EXTRACTED RECORDS Block Start

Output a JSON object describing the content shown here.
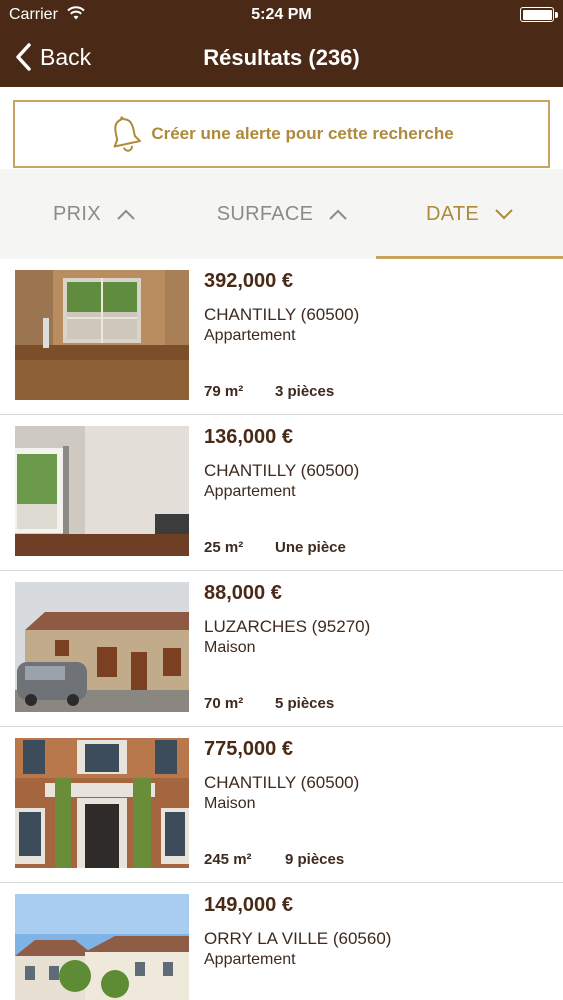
{
  "status": {
    "carrier": "Carrier",
    "time": "5:24 PM"
  },
  "nav": {
    "back_label": "Back",
    "title": "Résultats (236)"
  },
  "alert": {
    "label": "Créer une alerte pour cette recherche",
    "icon": "bell-icon"
  },
  "sort": {
    "tabs": [
      {
        "label": "PRIX",
        "direction": "up",
        "active": false
      },
      {
        "label": "SURFACE",
        "direction": "up",
        "active": false
      },
      {
        "label": "DATE",
        "direction": "down",
        "active": true
      }
    ]
  },
  "colors": {
    "brand": "#4a2a17",
    "accent": "#c7a560",
    "accent_text": "#ad8a3c"
  },
  "listings": [
    {
      "price": "392,000 €",
      "city": "CHANTILLY (60500)",
      "type": "Appartement",
      "surface": "79 m²",
      "rooms": "3 pièces"
    },
    {
      "price": "136,000 €",
      "city": "CHANTILLY (60500)",
      "type": "Appartement",
      "surface": "25 m²",
      "rooms": "Une pièce"
    },
    {
      "price": "88,000 €",
      "city": "LUZARCHES (95270)",
      "type": "Maison",
      "surface": "70 m²",
      "rooms": "5 pièces"
    },
    {
      "price": "775,000 €",
      "city": "CHANTILLY (60500)",
      "type": "Maison",
      "surface": "245 m²",
      "rooms": "9 pièces"
    },
    {
      "price": "149,000 €",
      "city": "ORRY LA VILLE (60560)",
      "type": "Appartement",
      "surface": "",
      "rooms": ""
    }
  ]
}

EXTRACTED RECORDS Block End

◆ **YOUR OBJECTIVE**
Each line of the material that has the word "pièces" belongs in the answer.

◆ **RESPONSE BOX**
      "rooms": "3 pièces"
      "rooms": "5 pièces"
      "rooms": "9 pièces"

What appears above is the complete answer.